## Task
Wherever the word "Video" appears in the entries, copy the whole line.

Stored data:
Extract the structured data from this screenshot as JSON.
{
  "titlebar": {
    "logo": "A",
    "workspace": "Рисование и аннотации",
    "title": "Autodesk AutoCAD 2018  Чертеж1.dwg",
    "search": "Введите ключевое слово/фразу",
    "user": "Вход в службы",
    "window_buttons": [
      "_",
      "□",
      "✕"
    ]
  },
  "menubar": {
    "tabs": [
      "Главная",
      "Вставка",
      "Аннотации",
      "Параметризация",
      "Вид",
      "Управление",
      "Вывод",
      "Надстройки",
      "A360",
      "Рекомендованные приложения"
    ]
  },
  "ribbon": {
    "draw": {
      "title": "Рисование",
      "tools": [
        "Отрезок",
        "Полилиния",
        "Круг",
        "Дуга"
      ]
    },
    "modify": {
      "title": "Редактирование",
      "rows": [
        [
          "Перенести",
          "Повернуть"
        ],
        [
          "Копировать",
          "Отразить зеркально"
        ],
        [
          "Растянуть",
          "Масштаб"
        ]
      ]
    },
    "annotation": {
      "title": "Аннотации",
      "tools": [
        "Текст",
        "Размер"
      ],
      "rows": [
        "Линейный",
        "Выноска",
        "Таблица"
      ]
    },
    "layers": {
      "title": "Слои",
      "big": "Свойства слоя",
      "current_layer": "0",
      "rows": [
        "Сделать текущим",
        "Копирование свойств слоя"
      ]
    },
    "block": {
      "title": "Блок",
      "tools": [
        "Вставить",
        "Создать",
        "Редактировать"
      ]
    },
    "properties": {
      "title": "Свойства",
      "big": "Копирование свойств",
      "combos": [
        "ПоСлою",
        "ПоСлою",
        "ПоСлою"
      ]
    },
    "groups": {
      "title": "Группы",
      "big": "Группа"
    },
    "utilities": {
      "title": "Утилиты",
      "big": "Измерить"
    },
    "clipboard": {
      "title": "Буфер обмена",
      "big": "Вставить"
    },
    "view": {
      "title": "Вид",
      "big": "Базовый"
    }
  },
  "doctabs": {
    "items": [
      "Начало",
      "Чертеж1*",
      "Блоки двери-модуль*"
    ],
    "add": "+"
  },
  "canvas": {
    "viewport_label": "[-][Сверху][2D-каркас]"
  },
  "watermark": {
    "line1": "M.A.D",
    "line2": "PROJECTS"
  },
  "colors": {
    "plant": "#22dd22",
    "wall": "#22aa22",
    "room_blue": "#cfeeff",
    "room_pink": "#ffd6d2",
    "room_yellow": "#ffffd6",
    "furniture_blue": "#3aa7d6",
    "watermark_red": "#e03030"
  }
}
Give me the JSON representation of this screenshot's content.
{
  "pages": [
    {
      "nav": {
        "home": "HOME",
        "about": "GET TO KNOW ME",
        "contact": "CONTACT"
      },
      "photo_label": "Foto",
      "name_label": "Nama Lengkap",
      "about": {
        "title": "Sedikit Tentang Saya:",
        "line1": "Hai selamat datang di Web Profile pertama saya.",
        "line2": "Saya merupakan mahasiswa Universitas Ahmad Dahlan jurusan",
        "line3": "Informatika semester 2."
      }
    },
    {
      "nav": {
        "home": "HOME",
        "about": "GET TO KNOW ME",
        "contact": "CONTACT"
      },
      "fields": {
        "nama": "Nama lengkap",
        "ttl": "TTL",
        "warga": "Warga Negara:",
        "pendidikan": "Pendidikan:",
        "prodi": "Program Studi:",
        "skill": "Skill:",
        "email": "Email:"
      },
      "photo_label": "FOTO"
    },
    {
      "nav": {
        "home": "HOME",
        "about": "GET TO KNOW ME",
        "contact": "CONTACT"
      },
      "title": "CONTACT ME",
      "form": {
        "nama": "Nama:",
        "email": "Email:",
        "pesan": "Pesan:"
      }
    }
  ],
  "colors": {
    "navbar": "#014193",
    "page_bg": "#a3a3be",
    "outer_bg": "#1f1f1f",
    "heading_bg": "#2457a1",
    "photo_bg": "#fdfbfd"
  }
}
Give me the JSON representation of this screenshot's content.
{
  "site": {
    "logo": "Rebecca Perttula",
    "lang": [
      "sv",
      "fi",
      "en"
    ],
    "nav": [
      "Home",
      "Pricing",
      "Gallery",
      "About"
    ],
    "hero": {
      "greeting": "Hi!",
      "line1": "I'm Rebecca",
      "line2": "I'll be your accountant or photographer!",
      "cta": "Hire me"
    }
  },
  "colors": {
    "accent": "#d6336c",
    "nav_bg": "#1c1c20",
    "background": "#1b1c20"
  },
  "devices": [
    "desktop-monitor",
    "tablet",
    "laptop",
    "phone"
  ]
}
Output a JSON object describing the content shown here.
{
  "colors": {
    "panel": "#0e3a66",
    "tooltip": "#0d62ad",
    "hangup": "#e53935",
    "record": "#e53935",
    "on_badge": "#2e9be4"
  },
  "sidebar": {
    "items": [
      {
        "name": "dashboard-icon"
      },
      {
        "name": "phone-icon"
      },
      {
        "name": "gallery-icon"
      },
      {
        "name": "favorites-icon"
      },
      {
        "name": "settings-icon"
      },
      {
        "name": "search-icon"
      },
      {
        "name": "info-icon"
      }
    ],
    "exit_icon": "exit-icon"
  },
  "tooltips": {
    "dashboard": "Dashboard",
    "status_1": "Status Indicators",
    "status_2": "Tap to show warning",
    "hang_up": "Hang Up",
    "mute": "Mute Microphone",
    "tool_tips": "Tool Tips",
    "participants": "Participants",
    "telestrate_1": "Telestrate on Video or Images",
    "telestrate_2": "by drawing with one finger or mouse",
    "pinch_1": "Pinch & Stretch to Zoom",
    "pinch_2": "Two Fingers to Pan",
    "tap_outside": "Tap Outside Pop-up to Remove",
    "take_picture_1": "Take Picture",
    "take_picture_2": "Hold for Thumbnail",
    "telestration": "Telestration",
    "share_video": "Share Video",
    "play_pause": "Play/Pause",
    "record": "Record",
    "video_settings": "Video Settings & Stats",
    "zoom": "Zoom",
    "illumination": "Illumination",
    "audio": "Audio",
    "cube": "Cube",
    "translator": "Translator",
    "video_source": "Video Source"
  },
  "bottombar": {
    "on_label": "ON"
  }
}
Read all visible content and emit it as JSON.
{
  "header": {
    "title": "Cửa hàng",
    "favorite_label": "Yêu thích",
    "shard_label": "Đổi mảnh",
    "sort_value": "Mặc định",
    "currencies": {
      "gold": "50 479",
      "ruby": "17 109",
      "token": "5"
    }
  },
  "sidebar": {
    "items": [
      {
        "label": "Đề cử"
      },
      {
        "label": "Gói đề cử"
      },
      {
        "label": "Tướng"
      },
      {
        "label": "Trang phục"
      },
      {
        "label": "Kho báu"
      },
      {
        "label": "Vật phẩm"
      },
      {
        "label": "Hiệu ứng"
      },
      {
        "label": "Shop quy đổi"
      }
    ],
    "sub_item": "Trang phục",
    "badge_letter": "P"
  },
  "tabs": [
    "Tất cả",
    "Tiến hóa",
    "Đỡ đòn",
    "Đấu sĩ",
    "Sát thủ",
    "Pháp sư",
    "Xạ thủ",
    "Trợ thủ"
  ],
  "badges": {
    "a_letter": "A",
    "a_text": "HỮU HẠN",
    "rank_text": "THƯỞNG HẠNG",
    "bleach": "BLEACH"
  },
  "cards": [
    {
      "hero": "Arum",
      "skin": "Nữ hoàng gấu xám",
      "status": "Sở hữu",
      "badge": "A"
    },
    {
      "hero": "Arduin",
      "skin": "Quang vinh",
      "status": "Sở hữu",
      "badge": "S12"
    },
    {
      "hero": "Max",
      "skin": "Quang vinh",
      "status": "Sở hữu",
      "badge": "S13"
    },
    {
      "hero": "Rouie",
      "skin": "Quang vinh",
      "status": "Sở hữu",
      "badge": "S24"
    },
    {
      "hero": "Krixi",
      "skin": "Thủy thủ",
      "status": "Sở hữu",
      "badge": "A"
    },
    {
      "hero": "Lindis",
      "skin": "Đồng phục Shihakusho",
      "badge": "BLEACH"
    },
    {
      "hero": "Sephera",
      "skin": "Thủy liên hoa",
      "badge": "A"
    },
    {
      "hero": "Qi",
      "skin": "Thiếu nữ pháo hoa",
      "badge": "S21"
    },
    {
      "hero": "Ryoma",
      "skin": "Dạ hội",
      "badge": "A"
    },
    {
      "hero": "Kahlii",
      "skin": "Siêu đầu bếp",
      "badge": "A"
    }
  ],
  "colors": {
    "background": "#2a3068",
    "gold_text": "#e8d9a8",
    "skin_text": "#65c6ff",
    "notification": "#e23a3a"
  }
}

## Answer for this exercise
    "telestrate_1": "Telestrate on Video or Images",
    "share_video": "Share Video",
    "video_settings": "Video Settings & Stats",
    "video_source": "Video Source"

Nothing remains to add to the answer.